[Data for review]

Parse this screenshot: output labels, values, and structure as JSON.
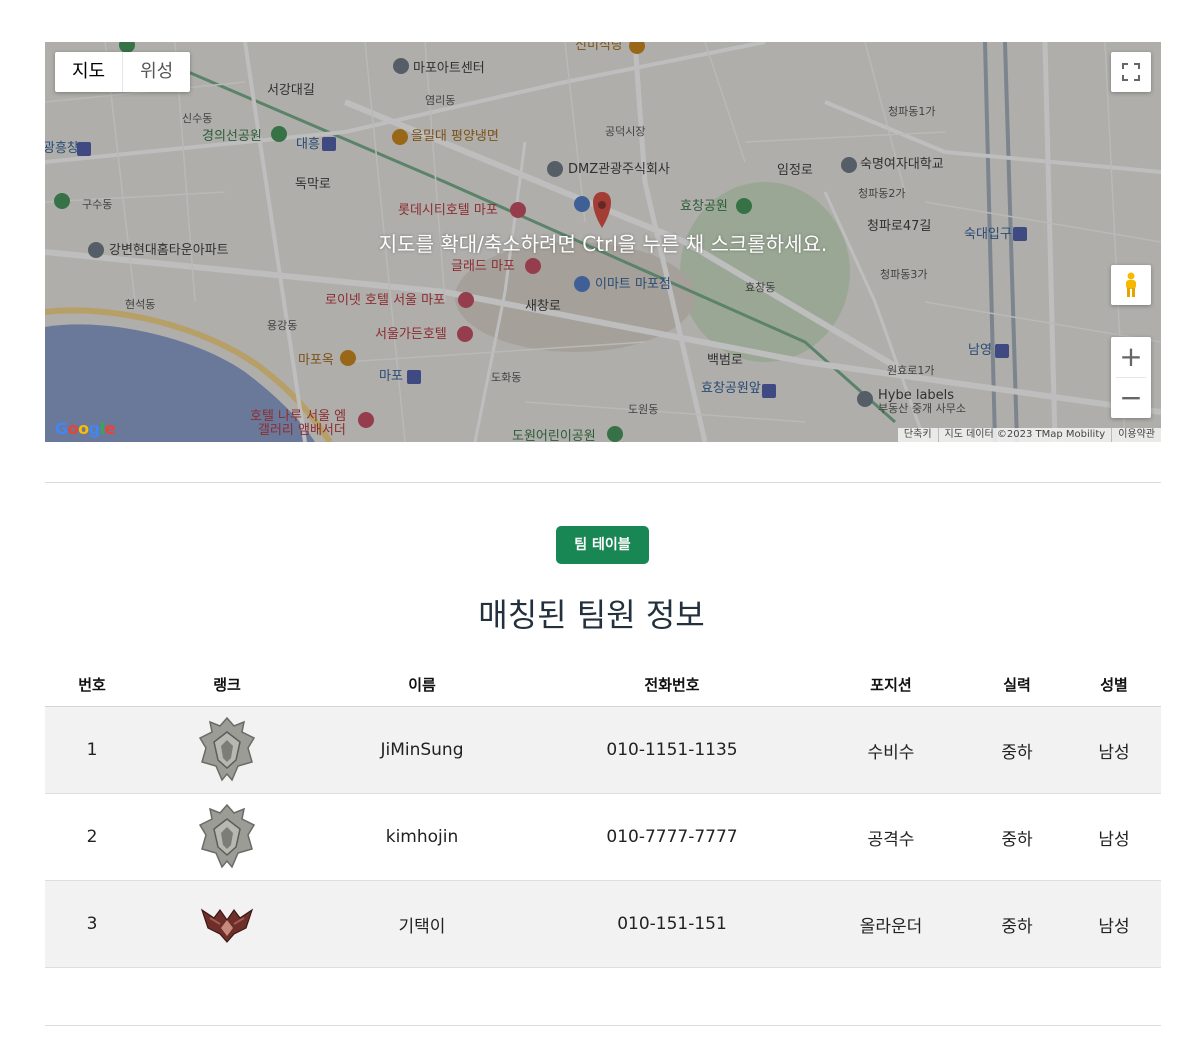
{
  "map": {
    "type_buttons": [
      "지도",
      "위성"
    ],
    "overlay_message": "지도를 확대/축소하려면 Ctrl을 누른 채 스크롤하세요.",
    "zoom_in": "+",
    "zoom_out": "−",
    "attribution": [
      "단축키",
      "지도 데이터 ©2023 TMap Mobility",
      "이용약관"
    ],
    "logo": "Google",
    "labels": {
      "l1": "마포아트센터",
      "l2": "신미식당",
      "l3": "을밀대 평양냉면",
      "l4": "경의선공원",
      "l5": "DMZ관광주식회사",
      "l6": "숙명여자대학교",
      "l7": "롯데시티호텔 마포",
      "l8": "효창공원",
      "l9": "강변현대홈타운아파트",
      "l10": "글래드 마포",
      "l11": "이마트 마포점",
      "l12": "로이넷 호텔 서울 마포",
      "l13": "서울가든호텔",
      "l14": "마포옥",
      "l15": "마포",
      "l16": "효창공원앞",
      "l17": "Hybe labels",
      "l18": "부동산 중개 사무소",
      "l19": "호텔 나루 서울 엠",
      "l20": "갤러리 앰배서더",
      "l21": "대흥",
      "l22": "숙대입구",
      "l23": "남영",
      "l24": "공덕시장",
      "l25": "도원어린이공원",
      "l26": "구수동",
      "l27": "현석동",
      "l28": "염리동",
      "l29": "청파동1가",
      "l30": "청파동2가",
      "l31": "청파동3가",
      "l32": "원효로1가",
      "l33": "도화동",
      "l34": "도원동",
      "l35": "용강동",
      "l36": "신수동",
      "l37": "효창동",
      "l38": "임정로",
      "l39": "새창로",
      "l40": "백범로",
      "l41": "독막로",
      "l42": "광흥창",
      "l43": "서강대길",
      "l44": "청파로47길"
    }
  },
  "section": {
    "badge": "팀 테이블",
    "title": "매칭된 팀원 정보"
  },
  "table": {
    "headers": [
      "번호",
      "랭크",
      "이름",
      "전화번호",
      "포지션",
      "실력",
      "성별"
    ],
    "rows": [
      {
        "no": "1",
        "rank_icon": "platinum-rank-icon",
        "name": "JiMinSung",
        "phone": "010-1151-1135",
        "position": "수비수",
        "skill": "중하",
        "gender": "남성"
      },
      {
        "no": "2",
        "rank_icon": "platinum-rank-icon",
        "name": "kimhojin",
        "phone": "010-7777-7777",
        "position": "공격수",
        "skill": "중하",
        "gender": "남성"
      },
      {
        "no": "3",
        "rank_icon": "bronze-rank-icon",
        "name": "기택이",
        "phone": "010-151-151",
        "position": "올라운더",
        "skill": "중하",
        "gender": "남성"
      }
    ]
  },
  "colors": {
    "badge_bg": "#198754",
    "phone_link": "#1010e0",
    "title": "#23313f"
  }
}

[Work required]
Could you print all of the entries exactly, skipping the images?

[Solution to the exercise]
Parse this screenshot: output labels, values, and structure as JSON.
{
  "map": {
    "type_buttons": [
      "지도",
      "위성"
    ],
    "overlay_message": "지도를 확대/축소하려면 Ctrl을 누른 채 스크롤하세요.",
    "zoom_in": "+",
    "zoom_out": "−",
    "attribution": [
      "단축키",
      "지도 데이터 ©2023 TMap Mobility",
      "이용약관"
    ],
    "logo": "Google",
    "labels": {
      "l1": "마포아트센터",
      "l2": "신미식당",
      "l3": "을밀대 평양냉면",
      "l4": "경의선공원",
      "l5": "DMZ관광주식회사",
      "l6": "숙명여자대학교",
      "l7": "롯데시티호텔 마포",
      "l8": "효창공원",
      "l9": "강변현대홈타운아파트",
      "l10": "글래드 마포",
      "l11": "이마트 마포점",
      "l12": "로이넷 호텔 서울 마포",
      "l13": "서울가든호텔",
      "l14": "마포옥",
      "l15": "마포",
      "l16": "효창공원앞",
      "l17": "Hybe labels",
      "l18": "부동산 중개 사무소",
      "l19": "호텔 나루 서울 엠",
      "l20": "갤러리 앰배서더",
      "l21": "대흥",
      "l22": "숙대입구",
      "l23": "남영",
      "l24": "공덕시장",
      "l25": "도원어린이공원",
      "l26": "구수동",
      "l27": "현석동",
      "l28": "염리동",
      "l29": "청파동1가",
      "l30": "청파동2가",
      "l31": "청파동3가",
      "l32": "원효로1가",
      "l33": "도화동",
      "l34": "도원동",
      "l35": "용강동",
      "l36": "신수동",
      "l37": "효창동",
      "l38": "임정로",
      "l39": "새창로",
      "l40": "백범로",
      "l41": "독막로",
      "l42": "광흥창",
      "l43": "서강대길",
      "l44": "청파로47길"
    }
  },
  "section": {
    "badge": "팀 테이블",
    "title": "매칭된 팀원 정보"
  },
  "table": {
    "headers": [
      "번호",
      "랭크",
      "이름",
      "전화번호",
      "포지션",
      "실력",
      "성별"
    ],
    "rows": [
      {
        "no": "1",
        "rank_icon": "platinum-rank-icon",
        "name": "JiMinSung",
        "phone": "010-1151-1135",
        "position": "수비수",
        "skill": "중하",
        "gender": "남성"
      },
      {
        "no": "2",
        "rank_icon": "platinum-rank-icon",
        "name": "kimhojin",
        "phone": "010-7777-7777",
        "position": "공격수",
        "skill": "중하",
        "gender": "남성"
      },
      {
        "no": "3",
        "rank_icon": "bronze-rank-icon",
        "name": "기택이",
        "phone": "010-151-151",
        "position": "올라운더",
        "skill": "중하",
        "gender": "남성"
      }
    ]
  },
  "colors": {
    "badge_bg": "#198754",
    "phone_link": "#1010e0",
    "title": "#23313f"
  }
}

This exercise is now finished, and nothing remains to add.